Another exciting semester for GEOG336! This time, students used CLASLite to map forest cover in Cambodia, Cameroon, Guatemala and Madagascar. This project was related to WCS REDD+ initiatives in those countries. The aim of the project was to evaluate how classifications done with CLASLite compared to previous classification efforts in the region. Students also evaluated historical changes and generated scenarios of deforestation using TerrSet Land Change Modeler.

Below is an article about the research done this semester (Geography Newsletter, Summer 2015)


Spring 2014

During the Spring 2014 students used Landsat 8 images to detect the distribution of coastal and marine habitats such as coral reefs, seagrass, mangroves, and estuarine terrestrial land cover types. They evaluated different classification and image pre-processing techniques and developed habitat maps for the Pearl Cays of Nicargua, Taninthayi Marine Corridor of Myanmar, New Ireland Island of Papua new Guinea and the Congo River Basin Coast.


Caption: Back row, from left to right: Andrew Hostetler, Arthur Elmes (TA), Alexander Kappel, Ryan Williams, Tyler Dahlberg, Mukesh Subedee. Front Row: Timothy Liponis, Therese Smith, Anne Baker, Florencia Sangermano (Instructor), Yan Yan, Supriya Khadke, Hayley Solak and Emily Sturdivant.


Spring 2013

During the Spring semester 2013,  students examined the conservation status of Guanaco in southern Argentina, and assessed the threats to viable habitat caused by livestock and ranching activities as well as the sensitivity of the region to climate linkages such as El Niño.  The second group of students examined the potential impacts of expanding wheat agriculture north of the Tarangire Park (Tanzania) on elephant movements, using radio-collar GPS data, as well as the relationship of precipitation in the region to warming in the Indian Ocean.

See Clark’s news about the class.


aption: (back row, from left to right) David Wilkie, Ph.D. (WCS), Luisa Young (GISDE/M.A. ’13), Christina Geller ’13, Michelle Andrews ’14, Jessica Mortimer ’09, Laura Hansen (BA ’12, M.A. candidate), Russell Sands (GISDE/M.A. ’13), Arthur Elmes (GEO/Ph.D. candidate), Associate Professor John Rogan and Robert Rose, Ph.D. (WCS). (Front row, left to right) Research Assistant Professor Florencia Sangermano, Liudmila Osipova (ESP/M.A. ’13), Chenyang Zhao (GISDE/M.A. ’13), and A.J. Shatz (BA ’12, GIS/M.A. candidate).


Spring 2012

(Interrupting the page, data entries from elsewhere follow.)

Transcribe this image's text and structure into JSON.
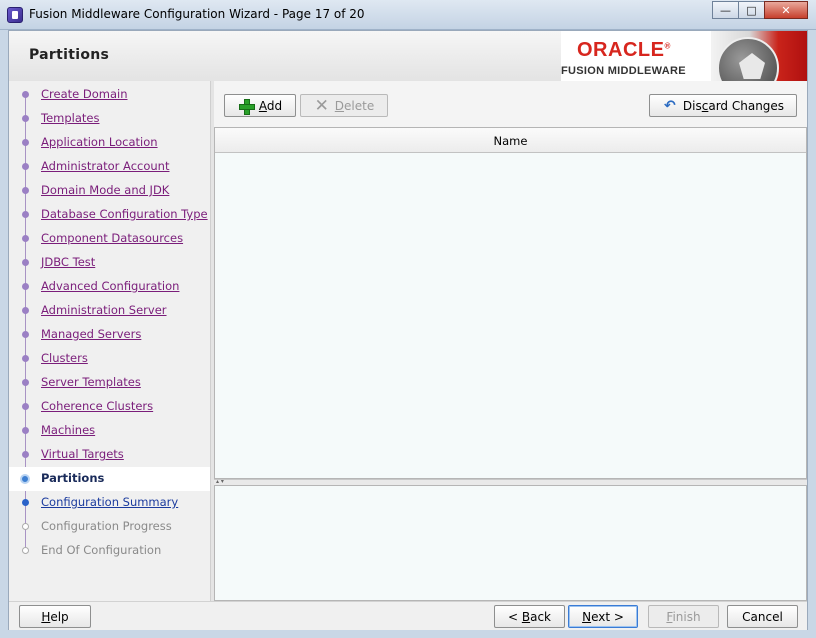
{
  "window": {
    "title": "Fusion Middleware Configuration Wizard - Page 17 of 20",
    "controls": {
      "minimize": "—",
      "maximize": "□",
      "close": "✕"
    }
  },
  "header": {
    "title": "Partitions",
    "brand_top": "ORACLE",
    "brand_bottom": "FUSION MIDDLEWARE",
    "brand_registered": "®"
  },
  "nav": {
    "items": [
      {
        "label": "Create Domain",
        "state": "visited"
      },
      {
        "label": "Templates",
        "state": "visited"
      },
      {
        "label": "Application Location",
        "state": "visited"
      },
      {
        "label": "Administrator Account",
        "state": "visited"
      },
      {
        "label": "Domain Mode and JDK",
        "state": "visited"
      },
      {
        "label": "Database Configuration Type",
        "state": "visited"
      },
      {
        "label": "Component Datasources",
        "state": "visited"
      },
      {
        "label": "JDBC Test",
        "state": "visited"
      },
      {
        "label": "Advanced Configuration",
        "state": "visited"
      },
      {
        "label": "Administration Server",
        "state": "visited"
      },
      {
        "label": "Managed Servers",
        "state": "visited"
      },
      {
        "label": "Clusters",
        "state": "visited"
      },
      {
        "label": "Server Templates",
        "state": "visited"
      },
      {
        "label": "Coherence Clusters",
        "state": "visited"
      },
      {
        "label": "Machines",
        "state": "visited"
      },
      {
        "label": "Virtual Targets",
        "state": "visited"
      },
      {
        "label": "Partitions",
        "state": "current"
      },
      {
        "label": "Configuration Summary",
        "state": "next"
      },
      {
        "label": "Configuration Progress",
        "state": "disabled"
      },
      {
        "label": "End Of Configuration",
        "state": "disabled"
      }
    ]
  },
  "toolbar": {
    "add_pre": "",
    "add_key": "A",
    "add_post": "dd",
    "delete_pre": "",
    "delete_key": "D",
    "delete_post": "elete",
    "discard_pre": "Dis",
    "discard_key": "c",
    "discard_post": "ard Changes"
  },
  "table": {
    "columns": [
      "Name"
    ],
    "rows": []
  },
  "divider_glyph": "▴ ▾",
  "footer": {
    "help_key": "H",
    "help_post": "elp",
    "back_pre": "< ",
    "back_key": "B",
    "back_post": "ack",
    "next_key": "N",
    "next_post": "ext >",
    "finish_key": "F",
    "finish_post": "inish",
    "cancel": "Cancel"
  },
  "icons": {
    "add": "plus-icon",
    "delete": "x-icon",
    "discard": "undo-icon"
  }
}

During the Spring semester 2012, students worked on four distinct regions: Madagascar, South America, New York State and Mongolia. Each of these projects had specific conservation challenges. Specifically, the students studied general landscape dynamics including land cover change, interannual variations in productivity, soil erosion, coastal sedimentation, and localized habitat changes.